● **REQUIREMENT**
Would you please repeat all of the data exactly, omitting the pictures?

+-------+

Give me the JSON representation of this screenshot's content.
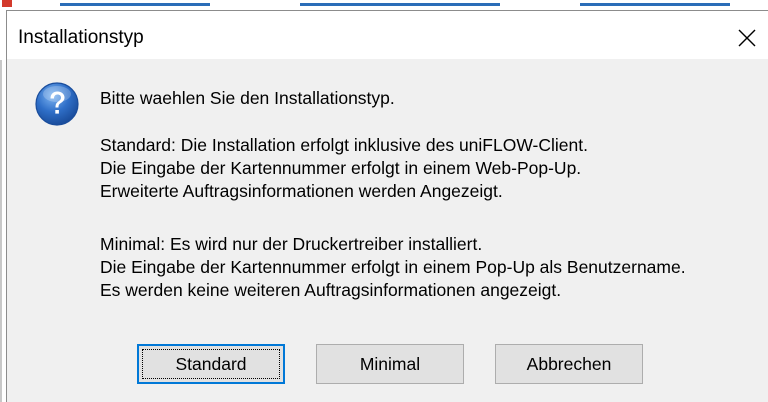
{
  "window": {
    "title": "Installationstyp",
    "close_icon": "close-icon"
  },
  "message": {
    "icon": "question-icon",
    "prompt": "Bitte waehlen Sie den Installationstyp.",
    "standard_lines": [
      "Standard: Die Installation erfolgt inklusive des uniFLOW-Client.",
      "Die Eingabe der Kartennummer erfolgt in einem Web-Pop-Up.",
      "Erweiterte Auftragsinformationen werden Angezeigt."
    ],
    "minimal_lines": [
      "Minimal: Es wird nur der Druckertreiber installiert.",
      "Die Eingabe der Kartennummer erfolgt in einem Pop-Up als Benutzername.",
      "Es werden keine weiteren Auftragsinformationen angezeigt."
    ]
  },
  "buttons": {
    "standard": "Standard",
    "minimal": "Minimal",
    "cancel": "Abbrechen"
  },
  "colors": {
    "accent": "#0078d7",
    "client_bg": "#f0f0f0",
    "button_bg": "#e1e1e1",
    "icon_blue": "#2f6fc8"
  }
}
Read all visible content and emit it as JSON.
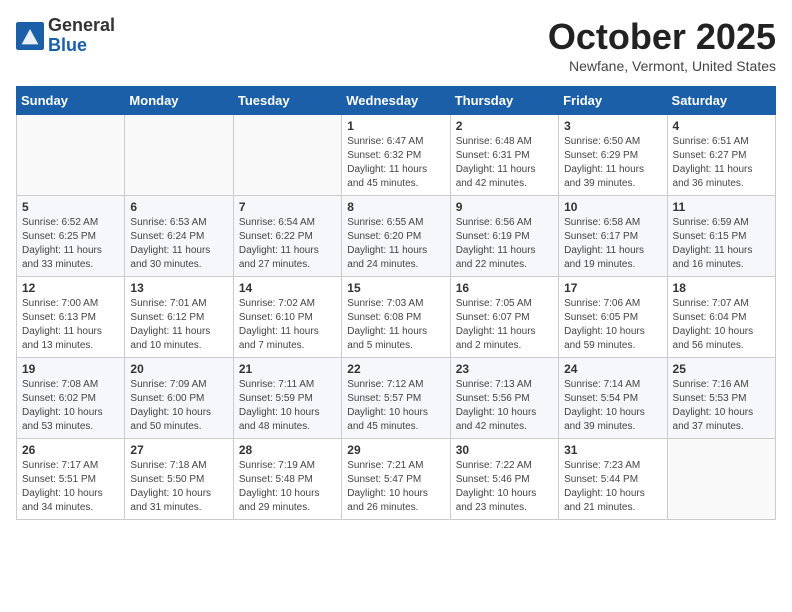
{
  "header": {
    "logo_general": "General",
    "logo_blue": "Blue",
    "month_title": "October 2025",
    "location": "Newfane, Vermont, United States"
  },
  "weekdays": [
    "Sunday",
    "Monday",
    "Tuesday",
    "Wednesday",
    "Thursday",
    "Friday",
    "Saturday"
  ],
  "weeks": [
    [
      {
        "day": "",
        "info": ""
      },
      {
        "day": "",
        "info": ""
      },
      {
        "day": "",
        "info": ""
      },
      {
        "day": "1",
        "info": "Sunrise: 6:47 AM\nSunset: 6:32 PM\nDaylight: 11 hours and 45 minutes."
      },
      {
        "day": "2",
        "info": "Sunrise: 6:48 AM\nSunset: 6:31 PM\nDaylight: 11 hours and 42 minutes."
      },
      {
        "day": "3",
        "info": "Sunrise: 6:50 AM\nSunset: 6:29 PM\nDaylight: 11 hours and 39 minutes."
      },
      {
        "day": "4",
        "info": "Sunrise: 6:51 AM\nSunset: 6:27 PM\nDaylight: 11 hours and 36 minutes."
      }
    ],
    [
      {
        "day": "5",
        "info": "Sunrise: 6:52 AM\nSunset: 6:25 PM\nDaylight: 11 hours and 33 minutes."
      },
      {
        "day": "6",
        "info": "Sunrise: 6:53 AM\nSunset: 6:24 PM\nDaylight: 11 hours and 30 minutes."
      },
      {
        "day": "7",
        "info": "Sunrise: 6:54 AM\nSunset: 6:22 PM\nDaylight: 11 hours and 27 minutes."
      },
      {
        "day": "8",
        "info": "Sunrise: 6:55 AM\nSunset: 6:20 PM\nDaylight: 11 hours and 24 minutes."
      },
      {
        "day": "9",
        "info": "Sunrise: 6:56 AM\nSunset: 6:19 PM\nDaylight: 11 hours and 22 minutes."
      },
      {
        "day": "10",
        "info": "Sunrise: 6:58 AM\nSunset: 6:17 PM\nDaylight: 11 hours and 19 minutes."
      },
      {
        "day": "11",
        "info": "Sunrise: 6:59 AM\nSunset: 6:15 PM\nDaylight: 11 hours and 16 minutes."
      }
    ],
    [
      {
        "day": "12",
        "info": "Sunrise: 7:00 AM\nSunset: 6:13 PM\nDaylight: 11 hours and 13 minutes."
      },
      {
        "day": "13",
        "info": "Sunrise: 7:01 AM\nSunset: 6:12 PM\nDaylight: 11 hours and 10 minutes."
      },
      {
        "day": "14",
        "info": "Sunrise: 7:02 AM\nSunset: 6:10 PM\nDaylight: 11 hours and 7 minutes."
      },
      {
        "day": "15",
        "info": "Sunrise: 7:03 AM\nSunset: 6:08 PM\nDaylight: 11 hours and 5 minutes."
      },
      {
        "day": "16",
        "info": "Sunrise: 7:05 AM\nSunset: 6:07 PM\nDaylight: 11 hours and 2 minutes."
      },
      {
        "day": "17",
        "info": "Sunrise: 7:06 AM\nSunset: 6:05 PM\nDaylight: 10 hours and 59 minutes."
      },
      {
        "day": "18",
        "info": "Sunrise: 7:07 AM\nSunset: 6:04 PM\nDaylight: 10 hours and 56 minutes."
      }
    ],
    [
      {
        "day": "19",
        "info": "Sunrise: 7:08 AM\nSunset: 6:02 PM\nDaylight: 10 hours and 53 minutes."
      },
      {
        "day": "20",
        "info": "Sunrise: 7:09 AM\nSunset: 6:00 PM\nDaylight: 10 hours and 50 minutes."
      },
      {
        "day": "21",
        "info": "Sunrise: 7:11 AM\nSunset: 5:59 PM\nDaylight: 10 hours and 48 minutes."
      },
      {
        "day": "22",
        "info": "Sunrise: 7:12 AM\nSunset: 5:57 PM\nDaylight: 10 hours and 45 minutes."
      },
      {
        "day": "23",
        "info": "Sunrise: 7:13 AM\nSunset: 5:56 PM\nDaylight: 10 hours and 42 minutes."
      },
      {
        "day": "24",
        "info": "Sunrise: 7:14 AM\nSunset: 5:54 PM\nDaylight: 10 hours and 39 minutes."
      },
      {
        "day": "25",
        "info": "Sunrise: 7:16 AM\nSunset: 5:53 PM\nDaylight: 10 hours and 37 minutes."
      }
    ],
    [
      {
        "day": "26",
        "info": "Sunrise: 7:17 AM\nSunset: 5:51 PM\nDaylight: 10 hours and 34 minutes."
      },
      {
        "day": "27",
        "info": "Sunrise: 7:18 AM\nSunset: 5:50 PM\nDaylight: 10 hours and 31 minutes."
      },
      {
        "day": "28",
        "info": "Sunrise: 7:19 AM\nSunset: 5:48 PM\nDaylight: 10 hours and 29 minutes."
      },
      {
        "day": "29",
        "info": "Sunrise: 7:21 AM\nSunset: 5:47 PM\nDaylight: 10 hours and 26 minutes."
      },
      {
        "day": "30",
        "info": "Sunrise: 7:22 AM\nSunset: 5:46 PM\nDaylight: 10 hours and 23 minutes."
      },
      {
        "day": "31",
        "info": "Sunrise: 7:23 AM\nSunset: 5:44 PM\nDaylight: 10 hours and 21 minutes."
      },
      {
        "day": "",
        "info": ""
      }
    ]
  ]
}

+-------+

● **RESPONSE BOX**
Give me the JSON representation of this screenshot's content.
{
  "window": {
    "title": "Installationstyp",
    "close_icon": "close-icon"
  },
  "message": {
    "icon": "question-icon",
    "prompt": "Bitte waehlen Sie den Installationstyp.",
    "standard_lines": [
      "Standard: Die Installation erfolgt inklusive des uniFLOW-Client.",
      "Die Eingabe der Kartennummer erfolgt in einem Web-Pop-Up.",
      "Erweiterte Auftragsinformationen werden Angezeigt."
    ],
    "minimal_lines": [
      "Minimal: Es wird nur der Druckertreiber installiert.",
      "Die Eingabe der Kartennummer erfolgt in einem Pop-Up als Benutzername.",
      "Es werden keine weiteren Auftragsinformationen angezeigt."
    ]
  },
  "buttons": {
    "standard": "Standard",
    "minimal": "Minimal",
    "cancel": "Abbrechen"
  },
  "colors": {
    "accent": "#0078d7",
    "client_bg": "#f0f0f0",
    "button_bg": "#e1e1e1",
    "icon_blue": "#2f6fc8"
  }
}
Read all visible content and emit it as JSON.
{
  "header": {
    "logo_general": "General",
    "logo_blue": "Blue",
    "month_title": "October 2025",
    "location": "Newfane, Vermont, United States"
  },
  "weekdays": [
    "Sunday",
    "Monday",
    "Tuesday",
    "Wednesday",
    "Thursday",
    "Friday",
    "Saturday"
  ],
  "weeks": [
    [
      {
        "day": "",
        "info": ""
      },
      {
        "day": "",
        "info": ""
      },
      {
        "day": "",
        "info": ""
      },
      {
        "day": "1",
        "info": "Sunrise: 6:47 AM\nSunset: 6:32 PM\nDaylight: 11 hours and 45 minutes."
      },
      {
        "day": "2",
        "info": "Sunrise: 6:48 AM\nSunset: 6:31 PM\nDaylight: 11 hours and 42 minutes."
      },
      {
        "day": "3",
        "info": "Sunrise: 6:50 AM\nSunset: 6:29 PM\nDaylight: 11 hours and 39 minutes."
      },
      {
        "day": "4",
        "info": "Sunrise: 6:51 AM\nSunset: 6:27 PM\nDaylight: 11 hours and 36 minutes."
      }
    ],
    [
      {
        "day": "5",
        "info": "Sunrise: 6:52 AM\nSunset: 6:25 PM\nDaylight: 11 hours and 33 minutes."
      },
      {
        "day": "6",
        "info": "Sunrise: 6:53 AM\nSunset: 6:24 PM\nDaylight: 11 hours and 30 minutes."
      },
      {
        "day": "7",
        "info": "Sunrise: 6:54 AM\nSunset: 6:22 PM\nDaylight: 11 hours and 27 minutes."
      },
      {
        "day": "8",
        "info": "Sunrise: 6:55 AM\nSunset: 6:20 PM\nDaylight: 11 hours and 24 minutes."
      },
      {
        "day": "9",
        "info": "Sunrise: 6:56 AM\nSunset: 6:19 PM\nDaylight: 11 hours and 22 minutes."
      },
      {
        "day": "10",
        "info": "Sunrise: 6:58 AM\nSunset: 6:17 PM\nDaylight: 11 hours and 19 minutes."
      },
      {
        "day": "11",
        "info": "Sunrise: 6:59 AM\nSunset: 6:15 PM\nDaylight: 11 hours and 16 minutes."
      }
    ],
    [
      {
        "day": "12",
        "info": "Sunrise: 7:00 AM\nSunset: 6:13 PM\nDaylight: 11 hours and 13 minutes."
      },
      {
        "day": "13",
        "info": "Sunrise: 7:01 AM\nSunset: 6:12 PM\nDaylight: 11 hours and 10 minutes."
      },
      {
        "day": "14",
        "info": "Sunrise: 7:02 AM\nSunset: 6:10 PM\nDaylight: 11 hours and 7 minutes."
      },
      {
        "day": "15",
        "info": "Sunrise: 7:03 AM\nSunset: 6:08 PM\nDaylight: 11 hours and 5 minutes."
      },
      {
        "day": "16",
        "info": "Sunrise: 7:05 AM\nSunset: 6:07 PM\nDaylight: 11 hours and 2 minutes."
      },
      {
        "day": "17",
        "info": "Sunrise: 7:06 AM\nSunset: 6:05 PM\nDaylight: 10 hours and 59 minutes."
      },
      {
        "day": "18",
        "info": "Sunrise: 7:07 AM\nSunset: 6:04 PM\nDaylight: 10 hours and 56 minutes."
      }
    ],
    [
      {
        "day": "19",
        "info": "Sunrise: 7:08 AM\nSunset: 6:02 PM\nDaylight: 10 hours and 53 minutes."
      },
      {
        "day": "20",
        "info": "Sunrise: 7:09 AM\nSunset: 6:00 PM\nDaylight: 10 hours and 50 minutes."
      },
      {
        "day": "21",
        "info": "Sunrise: 7:11 AM\nSunset: 5:59 PM\nDaylight: 10 hours and 48 minutes."
      },
      {
        "day": "22",
        "info": "Sunrise: 7:12 AM\nSunset: 5:57 PM\nDaylight: 10 hours and 45 minutes."
      },
      {
        "day": "23",
        "info": "Sunrise: 7:13 AM\nSunset: 5:56 PM\nDaylight: 10 hours and 42 minutes."
      },
      {
        "day": "24",
        "info": "Sunrise: 7:14 AM\nSunset: 5:54 PM\nDaylight: 10 hours and 39 minutes."
      },
      {
        "day": "25",
        "info": "Sunrise: 7:16 AM\nSunset: 5:53 PM\nDaylight: 10 hours and 37 minutes."
      }
    ],
    [
      {
        "day": "26",
        "info": "Sunrise: 7:17 AM\nSunset: 5:51 PM\nDaylight: 10 hours and 34 minutes."
      },
      {
        "day": "27",
        "info": "Sunrise: 7:18 AM\nSunset: 5:50 PM\nDaylight: 10 hours and 31 minutes."
      },
      {
        "day": "28",
        "info": "Sunrise: 7:19 AM\nSunset: 5:48 PM\nDaylight: 10 hours and 29 minutes."
      },
      {
        "day": "29",
        "info": "Sunrise: 7:21 AM\nSunset: 5:47 PM\nDaylight: 10 hours and 26 minutes."
      },
      {
        "day": "30",
        "info": "Sunrise: 7:22 AM\nSunset: 5:46 PM\nDaylight: 10 hours and 23 minutes."
      },
      {
        "day": "31",
        "info": "Sunrise: 7:23 AM\nSunset: 5:44 PM\nDaylight: 10 hours and 21 minutes."
      },
      {
        "day": "",
        "info": ""
      }
    ]
  ]
}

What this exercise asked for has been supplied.